Tai Chi: An Ancient Practice for Modern Stress

In today’s fast-paced world, stress has become an unfortunate constant in many people’s lives. The demands of work, relationships, and personal responsibilities can often leave us feeling overwhelmed and depleted. Thankfully, there are various ways to combat this stress, and one practice that has gained popularity in recent years is Tai Chi.

The Art of Tai Chi: A Gentle Exercise for the Mind and Body

Originating in ancient China, Tai Chi is a mind-body practice that combines meditation with slow, flowing movements. It is often described as “meditation in motion” and has been shown to have numerous physical and mental health benefits. Unlike more vigorous forms of exercise, Tai Chi is gentle on the body, making it accessible to people of all fitness levels and ages.

The practice of Tai Chi involves a series of sequential movements, called forms, that are performed in a slow, controlled manner. Each movement flows seamlessly into the next, promoting a state of mindfulness and relaxation. The focus on deep breathing and body awareness helps individuals to cultivate a calm and centered state of mind, even amidst the chaos of a busy world.

The benefits of Tai Chi extend beyond stress reduction. Regular practice has been shown to improve balance and flexibility, enhance muscle strength, and promote overall physical fitness. It can also alleviate chronic pain and reduce the risk of falls in older adults. Additionally, Tai Chi has been found to boost cognitive function and improve mental health, making it a holistic practice for the mind, body, and spirit.

The Science Behind Tai Chi: Evidence-Based Benefits

Numerous scientific studies have examined the efficacy of Tai Chi in reducing stress and improving well-being. A meta-analysis published in the Journal of Psychiatric and Mental Health Nursing found that Tai Chi significantly reduced anxiety in individuals with various conditions, including chronic illnesses and psychiatric disorders. Another study published in the Journal of Alternative and Complementary Medicine revealed that Tai Chi practice resulted in substantial reductions in both overall perceived stress and physiological markers of stress, such as cortisol levels.

Research has also shown that Tai Chi can provide relief from symptoms of depression. A study published in the Journal of Clinical Psychology found that individuals who practiced Tai Chi experienced a significant reduction in depressive symptoms when compared to those who did not engage in the practice. Additionally, Tai Chi has been found to improve sleep quality and reduce insomnia, common issues faced by individuals with high levels of stress.

Getting Started with Tai Chi: Tips and Resources

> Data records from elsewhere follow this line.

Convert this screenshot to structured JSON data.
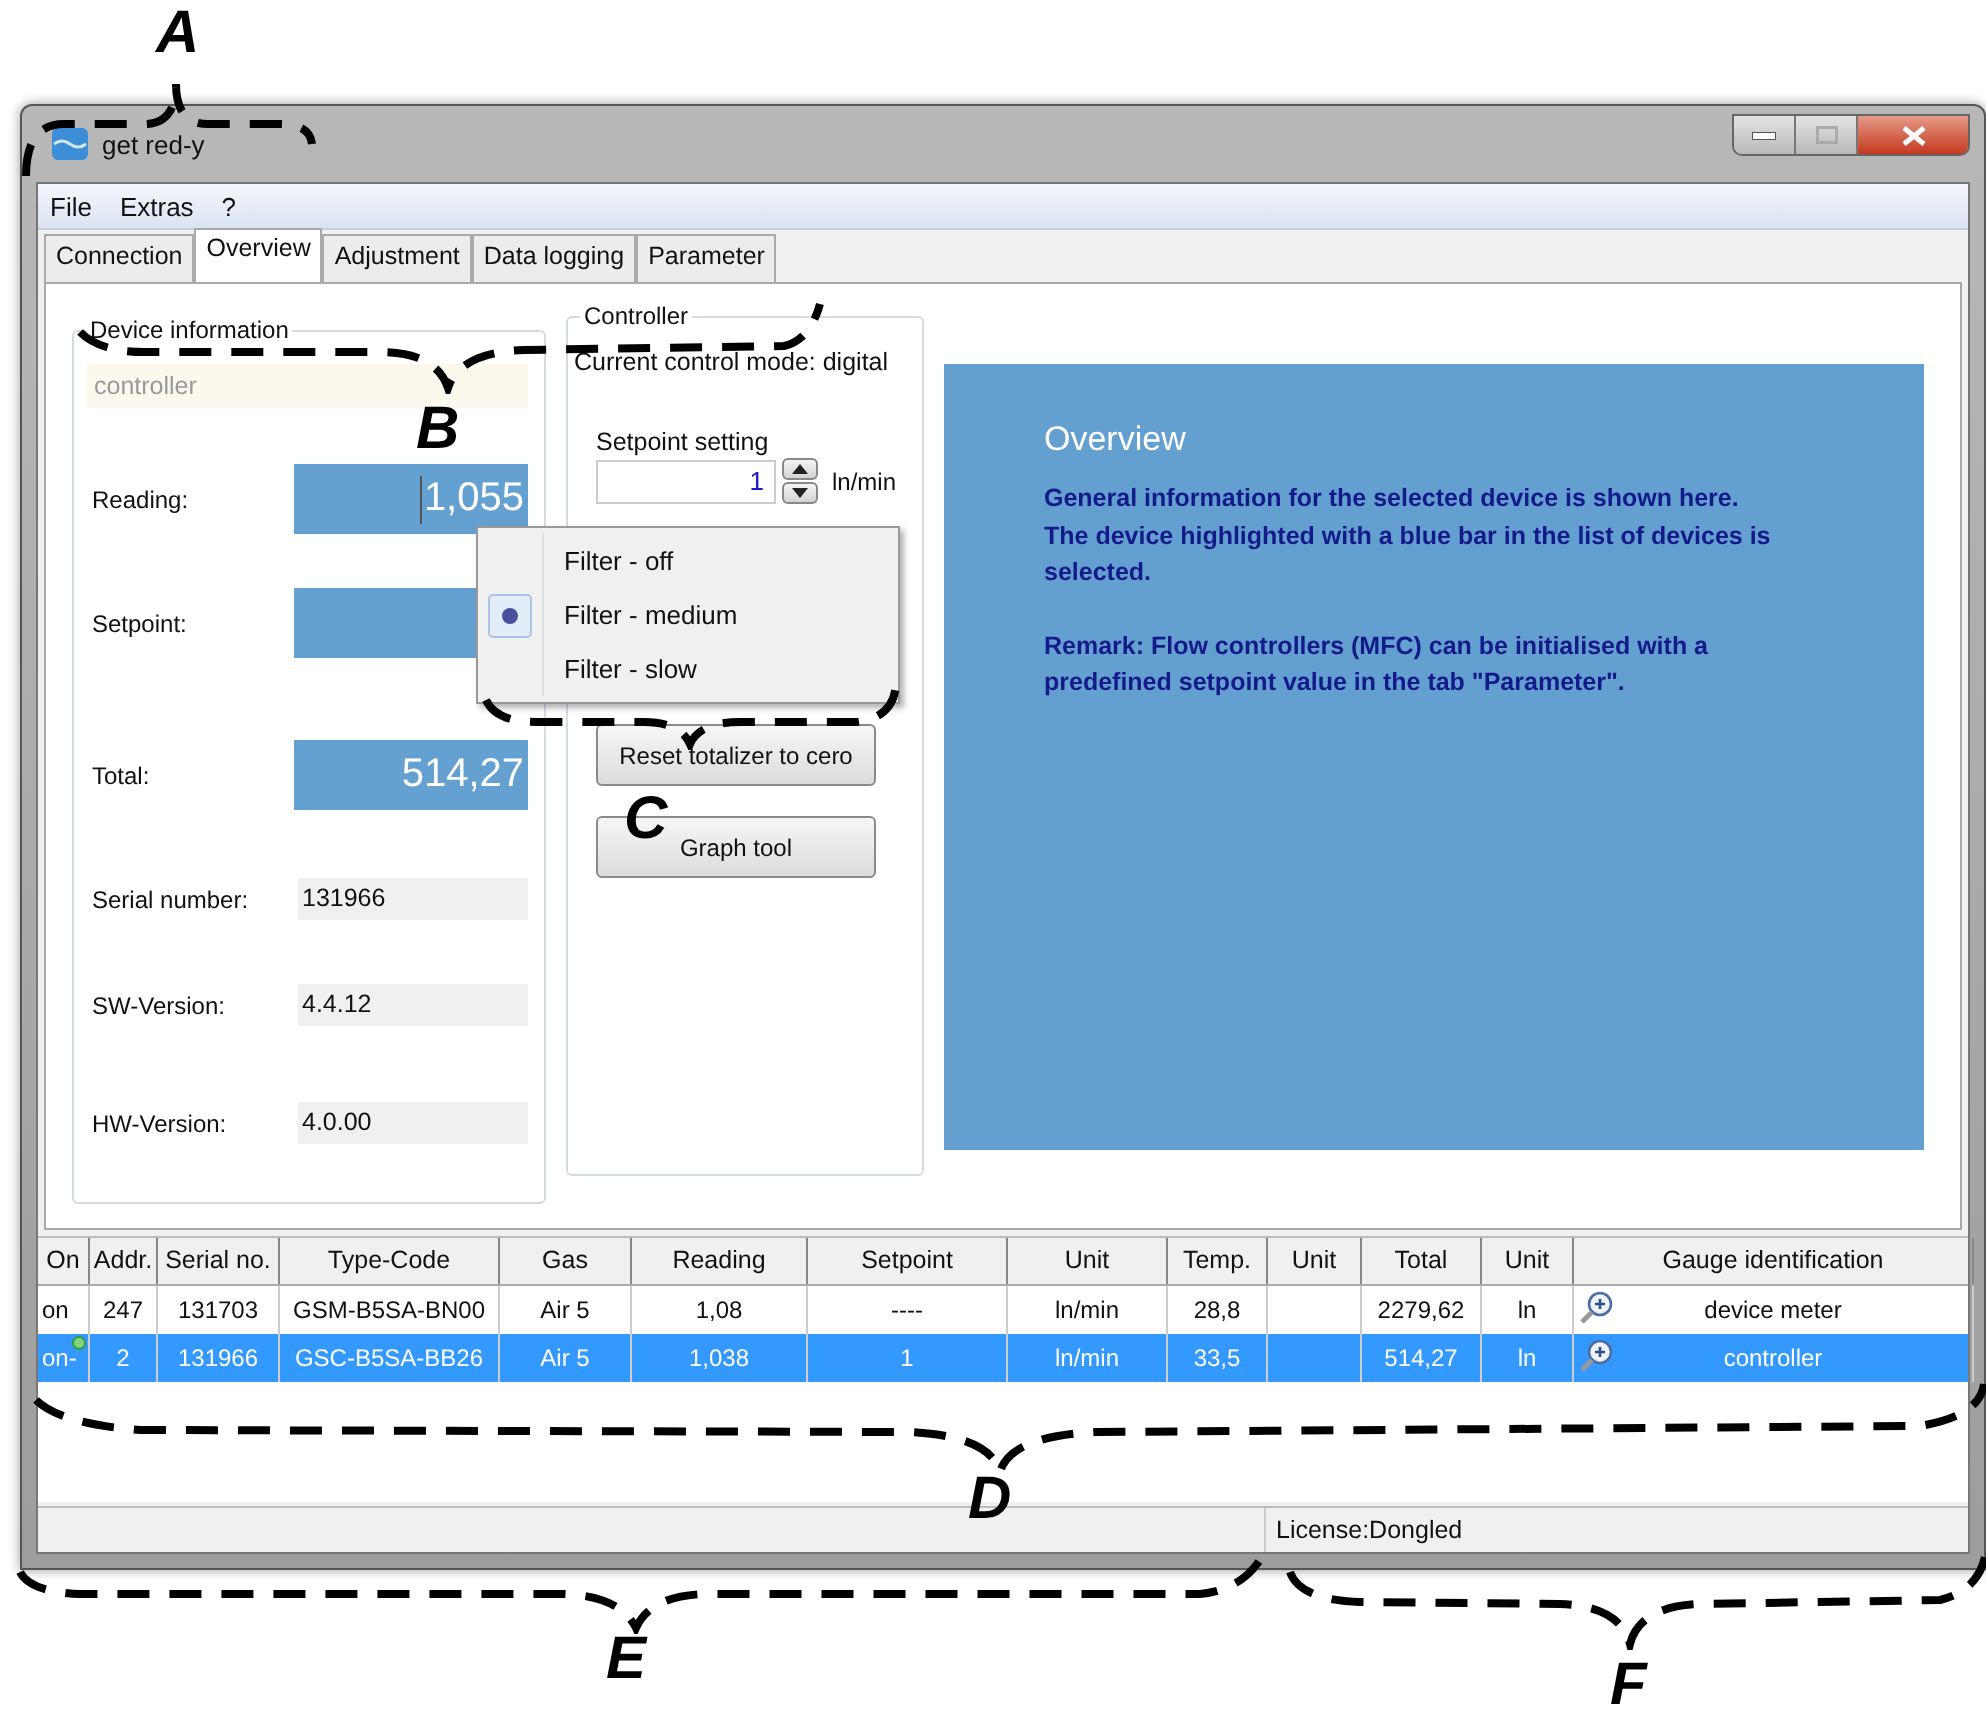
{
  "window": {
    "title": "get red-y"
  },
  "menu": [
    "File",
    "Extras",
    "?"
  ],
  "tabs": [
    {
      "label": "Connection",
      "selected": false
    },
    {
      "label": "Overview",
      "selected": true
    },
    {
      "label": "Adjustment",
      "selected": false
    },
    {
      "label": "Data logging",
      "selected": false
    },
    {
      "label": "Parameter",
      "selected": false
    }
  ],
  "device_information": {
    "title": "Device information",
    "name": "controller",
    "measures": [
      {
        "label": "Reading:",
        "value": "1,055",
        "cursor": true
      },
      {
        "label": "Setpoint:",
        "cursor": false
      },
      {
        "label": "Total:",
        "value": "514,27",
        "cursor": false
      }
    ],
    "details": [
      {
        "label": "Serial number:",
        "value": "131966"
      },
      {
        "label": "SW-Version:",
        "value": "4.4.12"
      },
      {
        "label": "HW-Version:",
        "value": "4.0.00"
      }
    ]
  },
  "controller": {
    "title": "Controller",
    "mode": "Current control mode: digital",
    "setpoint_label": "Setpoint setting",
    "setpoint_value": "1",
    "unit": "ln/min",
    "buttons": [
      "Reset totalizer to cero",
      "Graph tool"
    ]
  },
  "filter_menu": [
    {
      "label": "Filter - off",
      "selected": false
    },
    {
      "label": "Filter - medium",
      "selected": true
    },
    {
      "label": "Filter - slow",
      "selected": false
    }
  ],
  "overview": {
    "title": "Overview",
    "paragraphs": [
      "General information for the selected device is shown here.\nThe device highlighted with a blue bar in the list of devices is selected.",
      "Remark: Flow controllers (MFC) can be initialised with a predefined setpoint value in the tab \"Parameter\"."
    ]
  },
  "table": {
    "columns": [
      "On",
      "Addr.",
      "Serial no.",
      "Type-Code",
      "Gas",
      "Reading",
      "Setpoint",
      "Unit",
      "Temp.",
      "Unit",
      "Total",
      "Unit",
      "Gauge identification"
    ],
    "rows": [
      {
        "selected": false,
        "status_dot": false,
        "cells": [
          "on",
          "247",
          "131703",
          "GSM-B5SA-BN00",
          "Air 5",
          "1,08",
          "----",
          "ln/min",
          "28,8",
          "",
          "2279,62",
          "ln",
          "device meter"
        ]
      },
      {
        "selected": true,
        "status_dot": true,
        "cells": [
          "on-",
          "2",
          "131966",
          "GSC-B5SA-BB26",
          "Air 5",
          "1,038",
          "1",
          "ln/min",
          "33,5",
          "",
          "514,27",
          "ln",
          "controller"
        ]
      }
    ]
  },
  "status_bar": {
    "license": "License:Dongled"
  },
  "annotations": [
    {
      "label": "A"
    },
    {
      "label": "B"
    },
    {
      "label": "C"
    },
    {
      "label": "D"
    },
    {
      "label": "E"
    },
    {
      "label": "F"
    }
  ]
}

If you’re interested in incorporating Tai Chi into your stress reduction routine, there are several ways to get started. Many community centers, gyms, and wellness studios offer Tai Chi classes led by experienced instructors. These classes provide an opportunity to learn the forms and receive guidance on correct posture and movement. Additionally, there are numerous online resources, including video tutorials and mobile applications, that can assist beginners in learning the basics of Tai Chi from the comfort of their own homes.

When choosing a Tai Chi class or resource, it’s important to find one that aligns with your goals and preferences. Some classes focus more on the martial arts aspect of Tai Chi, while others emphasize the meditative and relaxation benefits. It may be helpful to try out a few different classes or resources to see which style resonates with you the most.

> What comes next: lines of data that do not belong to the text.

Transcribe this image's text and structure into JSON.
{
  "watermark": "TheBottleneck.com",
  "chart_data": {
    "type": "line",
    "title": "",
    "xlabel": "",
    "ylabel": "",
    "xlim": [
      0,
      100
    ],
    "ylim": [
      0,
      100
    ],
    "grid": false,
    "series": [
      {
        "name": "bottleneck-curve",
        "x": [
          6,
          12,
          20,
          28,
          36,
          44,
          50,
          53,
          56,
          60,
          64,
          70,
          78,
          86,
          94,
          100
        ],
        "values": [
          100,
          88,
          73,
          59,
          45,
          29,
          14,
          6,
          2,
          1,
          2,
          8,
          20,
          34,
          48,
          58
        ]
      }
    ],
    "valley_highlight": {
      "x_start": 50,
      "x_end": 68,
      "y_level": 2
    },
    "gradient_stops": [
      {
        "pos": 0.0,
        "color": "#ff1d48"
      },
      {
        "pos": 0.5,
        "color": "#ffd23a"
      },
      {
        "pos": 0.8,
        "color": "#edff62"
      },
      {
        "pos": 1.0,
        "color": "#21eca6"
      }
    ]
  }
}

Additional Stress Reduction Techniques

While Tai Chi is an excellent practice for stress reduction, there are also other strategies that can complement its benefits. Mindfulness meditation, for example, is another effective technique for cultivating calmness and reducing stress. By focusing on the present moment and bringing attention to the breath, mindfulness meditation can help quiet the mind and create a sense of inner peace.

Regular physical exercise, such as walking, yoga, or swimming, is also an important component of stress reduction. Exercise releases endorphins, the brain’s feel-good chemicals, which can boost mood and alleviate stress. Engaging in activities that bring joy and relaxation, such as reading, painting, or spending time in nature, can also help manage stress levels.

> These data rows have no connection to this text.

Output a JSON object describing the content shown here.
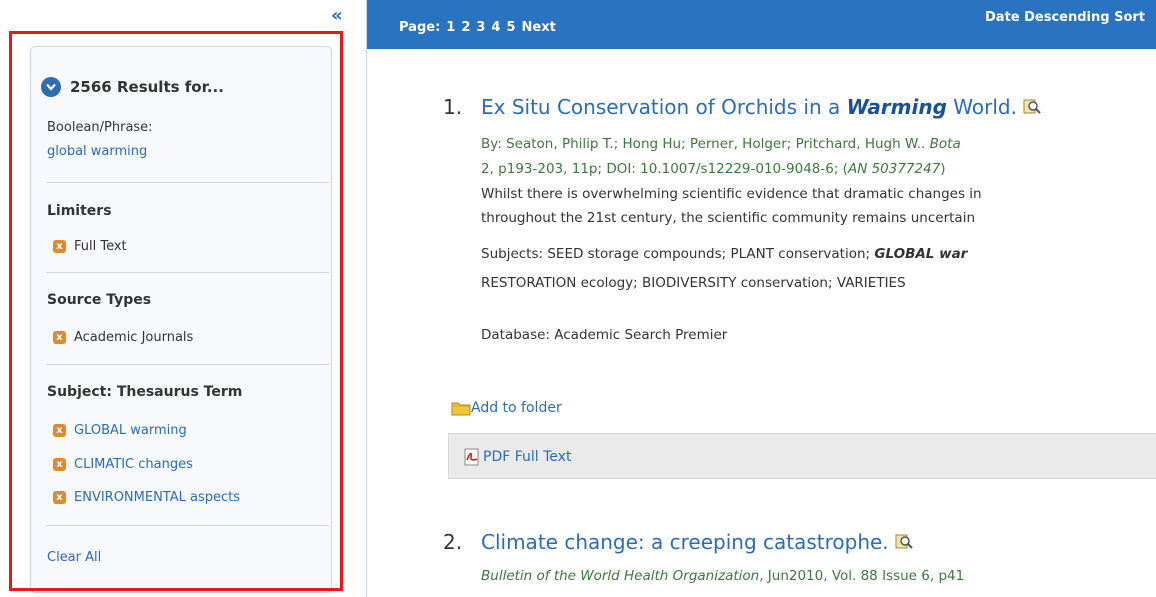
{
  "left": {
    "collapse_glyph": "«",
    "results_count": "2566 Results for...",
    "boolean_label": "Boolean/Phrase:",
    "query": "global warming",
    "limiters": {
      "heading": "Limiters",
      "items": [
        "Full Text"
      ]
    },
    "source_types": {
      "heading": "Source Types",
      "items": [
        "Academic Journals"
      ]
    },
    "subject": {
      "heading": "Subject: Thesaurus Term",
      "items": [
        "GLOBAL warming",
        "CLIMATIC changes",
        "ENVIRONMENTAL aspects"
      ]
    },
    "remove_glyph": "x",
    "clear_all": "Clear All"
  },
  "topbar": {
    "page_label": "Page:",
    "pages": [
      "1",
      "2",
      "3",
      "4",
      "5"
    ],
    "next": "Next",
    "sort": "Date Descending Sort"
  },
  "results": [
    {
      "num": "1.",
      "title_pre": "Ex Situ Conservation of Orchids in a ",
      "title_hl": "Warming",
      "title_post": " World.",
      "authors": "By: Seaton, Philip T.; Hong Hu; Perner, Holger; Pritchard, Hugh W.. ",
      "authors_src": "Bota",
      "citation_line": "2, p193-203, 11p; DOI: 10.1007/s12229-010-9048-6; (",
      "an": "AN 50377247",
      "citation_close": ")",
      "abstract1": "Whilst there is overwhelming scientific evidence that dramatic changes in",
      "abstract2": "throughout the 21st century, the scientific community remains uncertain",
      "subjects_pre": "Subjects: SEED storage compounds; PLANT conservation; ",
      "subjects_hl": "GLOBAL war",
      "subjects2": "RESTORATION ecology; BIODIVERSITY conservation; VARIETIES",
      "database": "Database: Academic Search Premier",
      "folder": "Add to folder",
      "pdf": "PDF Full Text"
    },
    {
      "num": "2.",
      "title": "Climate change: a creeping catastrophe.",
      "source_italic": "Bulletin of the World Health Organization",
      "source_rest": ", Jun2010, Vol. 88 Issue 6, p41"
    }
  ],
  "colors": {
    "topbar": "#2a73c1",
    "link": "#2b6cb8",
    "highlight": "#e21b1b",
    "remove": "#e08a2c",
    "meta_green": "#3a7a3a"
  }
}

In Conclusion

In a busy world filled with distractions and stressors, Tai Chi offers a refuge of calmness and serenity. Its gentle movements, coupled with deep breathing and mindfulness, provide a holistic approach to stress reduction. Numerous scientific studies support its efficacy, and many individuals testify to the transformative effects of regular Tai Chi practice. Whether you choose to attend a class or practice at home, Tai Chi can be an invaluable tool in cultivating calmness and finding balance amidst the chaos of everyday life. So why not give it a try and see how this ancient practice can benefit your modern world?

Sources:
– Journal of Psychiatric and Mental Health Nursing: https://onlinelibrary.wiley.com/doi/full/10.1111/jpm.12544
– Journal of Alternative and Complementary Medicine: https://www.liebertpub.com/doi/abs/10.1089/acm.2017.0182
– Journal of Clinical Psychology: https://onlinelibrary.wiley.com/doi/abs/10.1002/jclp.22069